[Data about app and page elements]
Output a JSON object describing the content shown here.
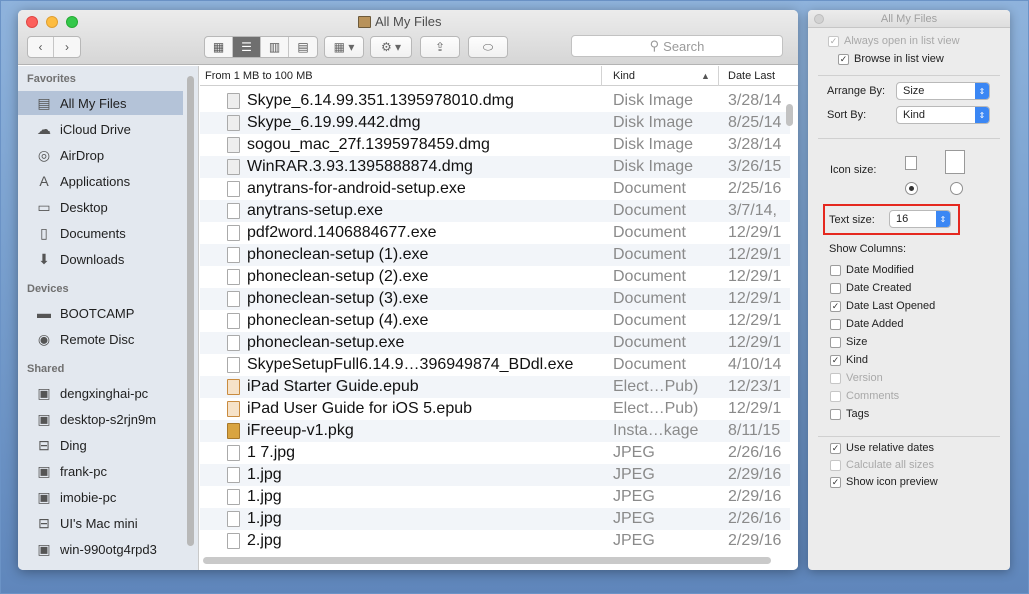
{
  "window": {
    "title": "All My Files",
    "search_placeholder": "Search",
    "colors": {
      "sidebar_selected": "#b4c3d8",
      "highlight_box": "#e5281f",
      "popup_accent": "#3b87f4"
    }
  },
  "sidebar": {
    "sections": [
      {
        "title": "Favorites",
        "items": [
          {
            "label": "All My Files",
            "icon": "all-files-icon",
            "selected": true
          },
          {
            "label": "iCloud Drive",
            "icon": "cloud-icon"
          },
          {
            "label": "AirDrop",
            "icon": "airdrop-icon"
          },
          {
            "label": "Applications",
            "icon": "applications-icon"
          },
          {
            "label": "Desktop",
            "icon": "desktop-icon"
          },
          {
            "label": "Documents",
            "icon": "documents-icon"
          },
          {
            "label": "Downloads",
            "icon": "downloads-icon"
          }
        ]
      },
      {
        "title": "Devices",
        "items": [
          {
            "label": "BOOTCAMP",
            "icon": "drive-icon"
          },
          {
            "label": "Remote Disc",
            "icon": "disc-icon"
          }
        ]
      },
      {
        "title": "Shared",
        "items": [
          {
            "label": "dengxinghai-pc",
            "icon": "computer-icon"
          },
          {
            "label": "desktop-s2rjn9m",
            "icon": "computer-icon"
          },
          {
            "label": "Ding",
            "icon": "network-drive-icon"
          },
          {
            "label": "frank-pc",
            "icon": "computer-icon"
          },
          {
            "label": "imobie-pc",
            "icon": "computer-icon"
          },
          {
            "label": "UI's Mac mini",
            "icon": "mac-mini-icon"
          },
          {
            "label": "win-990otg4rpd3",
            "icon": "computer-icon"
          }
        ]
      }
    ]
  },
  "list": {
    "columns": {
      "name": "From 1 MB to 100 MB",
      "kind": "Kind",
      "date": "Date Last"
    },
    "rows": [
      {
        "name": "Skype_6.14.99.351.1395978010.dmg",
        "kind": "Disk Image",
        "date": "3/28/14",
        "icon": "dmg-icon"
      },
      {
        "name": "Skype_6.19.99.442.dmg",
        "kind": "Disk Image",
        "date": "8/25/14",
        "icon": "dmg-icon"
      },
      {
        "name": "sogou_mac_27f.1395978459.dmg",
        "kind": "Disk Image",
        "date": "3/28/14",
        "icon": "dmg-icon"
      },
      {
        "name": "WinRAR.3.93.1395888874.dmg",
        "kind": "Disk Image",
        "date": "3/26/15",
        "icon": "dmg-icon"
      },
      {
        "name": "anytrans-for-android-setup.exe",
        "kind": "Document",
        "date": "2/25/16",
        "icon": "document-icon"
      },
      {
        "name": "anytrans-setup.exe",
        "kind": "Document",
        "date": "3/7/14,",
        "icon": "document-icon"
      },
      {
        "name": "pdf2word.1406884677.exe",
        "kind": "Document",
        "date": "12/29/1",
        "icon": "document-icon"
      },
      {
        "name": "phoneclean-setup (1).exe",
        "kind": "Document",
        "date": "12/29/1",
        "icon": "document-icon"
      },
      {
        "name": "phoneclean-setup (2).exe",
        "kind": "Document",
        "date": "12/29/1",
        "icon": "document-icon"
      },
      {
        "name": "phoneclean-setup (3).exe",
        "kind": "Document",
        "date": "12/29/1",
        "icon": "document-icon"
      },
      {
        "name": "phoneclean-setup (4).exe",
        "kind": "Document",
        "date": "12/29/1",
        "icon": "document-icon"
      },
      {
        "name": "phoneclean-setup.exe",
        "kind": "Document",
        "date": "12/29/1",
        "icon": "document-icon"
      },
      {
        "name": "SkypeSetupFull6.14.9…396949874_BDdl.exe",
        "kind": "Document",
        "date": "4/10/14",
        "icon": "document-icon"
      },
      {
        "name": "iPad Starter Guide.epub",
        "kind": "Elect…Pub)",
        "date": "12/23/1",
        "icon": "epub-icon"
      },
      {
        "name": "iPad User Guide for iOS 5.epub",
        "kind": "Elect…Pub)",
        "date": "12/29/1",
        "icon": "epub-icon"
      },
      {
        "name": "iFreeup-v1.pkg",
        "kind": "Insta…kage",
        "date": "8/11/15",
        "icon": "package-icon"
      },
      {
        "name": "1 7.jpg",
        "kind": "JPEG",
        "date": "2/26/16",
        "icon": "jpeg-icon"
      },
      {
        "name": "1.jpg",
        "kind": "JPEG",
        "date": "2/29/16",
        "icon": "jpeg-icon"
      },
      {
        "name": "1.jpg",
        "kind": "JPEG",
        "date": "2/29/16",
        "icon": "jpeg-icon"
      },
      {
        "name": "1.jpg",
        "kind": "JPEG",
        "date": "2/26/16",
        "icon": "jpeg-icon"
      },
      {
        "name": "2.jpg",
        "kind": "JPEG",
        "date": "2/29/16",
        "icon": "jpeg-icon"
      }
    ]
  },
  "view_options": {
    "title": "All My Files",
    "always_open_list": {
      "label": "Always open in list view",
      "checked": true,
      "enabled": false
    },
    "browse_list": {
      "label": "Browse in list view",
      "checked": true
    },
    "arrange_by": {
      "label": "Arrange By:",
      "value": "Size"
    },
    "sort_by": {
      "label": "Sort By:",
      "value": "Kind"
    },
    "icon_size": {
      "label": "Icon size:",
      "selected": "small"
    },
    "text_size": {
      "label": "Text size:",
      "value": "16"
    },
    "show_columns": {
      "label": "Show Columns:",
      "items": [
        {
          "label": "Date Modified",
          "checked": false,
          "enabled": true
        },
        {
          "label": "Date Created",
          "checked": false,
          "enabled": true
        },
        {
          "label": "Date Last Opened",
          "checked": true,
          "enabled": true
        },
        {
          "label": "Date Added",
          "checked": false,
          "enabled": true
        },
        {
          "label": "Size",
          "checked": false,
          "enabled": true
        },
        {
          "label": "Kind",
          "checked": true,
          "enabled": true
        },
        {
          "label": "Version",
          "checked": false,
          "enabled": false
        },
        {
          "label": "Comments",
          "checked": false,
          "enabled": false
        },
        {
          "label": "Tags",
          "checked": false,
          "enabled": true
        }
      ]
    },
    "extras": [
      {
        "label": "Use relative dates",
        "checked": true,
        "enabled": true
      },
      {
        "label": "Calculate all sizes",
        "checked": false,
        "enabled": false
      },
      {
        "label": "Show icon preview",
        "checked": true,
        "enabled": true
      }
    ]
  }
}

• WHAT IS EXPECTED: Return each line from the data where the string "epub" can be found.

• WRITTEN ANSWER:
        "name": "iPad Starter Guide.epub",
        "icon": "epub-icon"
        "name": "iPad User Guide for iOS 5.epub",
        "icon": "epub-icon"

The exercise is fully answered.